"We’ve tried to make a Superman movie where he does stuff and you go, ‘Yeah, if I was Superman, that’s what I’d do.’ Even though he’s an alien, he’s more relatable, more human."
"The problem is, when you’re making an animated movie, the studio has an illusion in their minds – and it’s really not true – that because it’s a drawing, it can be changed at any time."
"I think that, for me, Superman just seemed to make a lot of sense to me. After doing ‘Watchmen,’ it was – you know that thing, you’ve got to know the rules before you can break them? There was something about that in making ‘Watchmen.’"
"I mean, like, I can go in a room and say, look, ‘Watchmen’ should be at least 15 minutes longer than ‘Batman.’ I mean, that’s, like, any geek will tell you that."
"He’s this amazing ambassador for all superheroes. What we’ve made as a film not only examines that but is also an amazing adventure story. It’s been an honor to work on. As a comic book fan, Superman is like the Rosetta Stone of all superheroes."
"There’s very few dork movies made by dorks."
"Music has that ability to be a magical thing, and I was like, maybe music is the vehicle that transports us to that other world."
"The challenge with ‘Watchmen’ is making sure that the ideas that were in the book got into the movie. That was my biggest stretch. I wanted people to watch the movie and get it. It’s one of those things where, over time, it has happened more."
"We tried to approach this as though there’s never been a Superman movie before, but at the same time respecting the canon and mythology. There are the pillars that you have to respect, and I’m not about to break them. But it is fun for me to bend them and mess with them."
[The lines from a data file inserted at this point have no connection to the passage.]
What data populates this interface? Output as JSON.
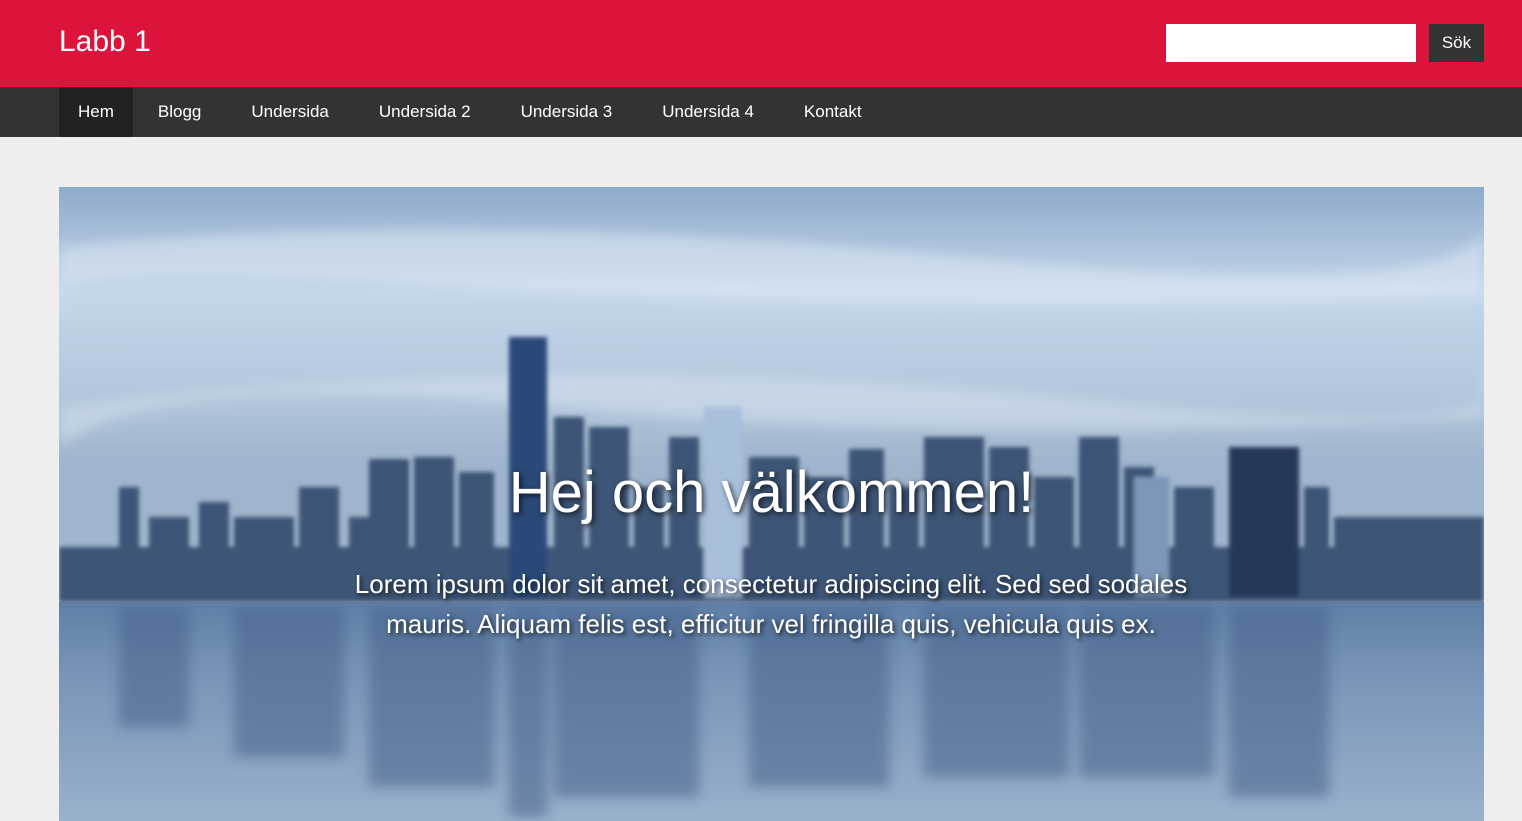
{
  "header": {
    "site_title": "Labb 1",
    "search": {
      "value": "",
      "placeholder": ""
    },
    "search_button_label": "Sök",
    "background_color": "#dc143c"
  },
  "nav": {
    "items": [
      {
        "label": "Hem",
        "active": true
      },
      {
        "label": "Blogg",
        "active": false
      },
      {
        "label": "Undersida",
        "active": false
      },
      {
        "label": "Undersida 2",
        "active": false
      },
      {
        "label": "Undersida 3",
        "active": false
      },
      {
        "label": "Undersida 4",
        "active": false
      },
      {
        "label": "Kontakt",
        "active": false
      }
    ],
    "background_color": "#333333"
  },
  "hero": {
    "title": "Hej och välkommen!",
    "text": "Lorem ipsum dolor sit amet, consectetur adipiscing elit. Sed sed sodales mauris. Aliquam felis est, efficitur vel fringilla quis, vehicula quis ex."
  }
}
"We do like digital projection. We like shooting on film, finishing digitally, and projection digitally. That’s what I like best. It’s still a movie. It’s not someone’s camcorder and it got projected. That’s mean, I know."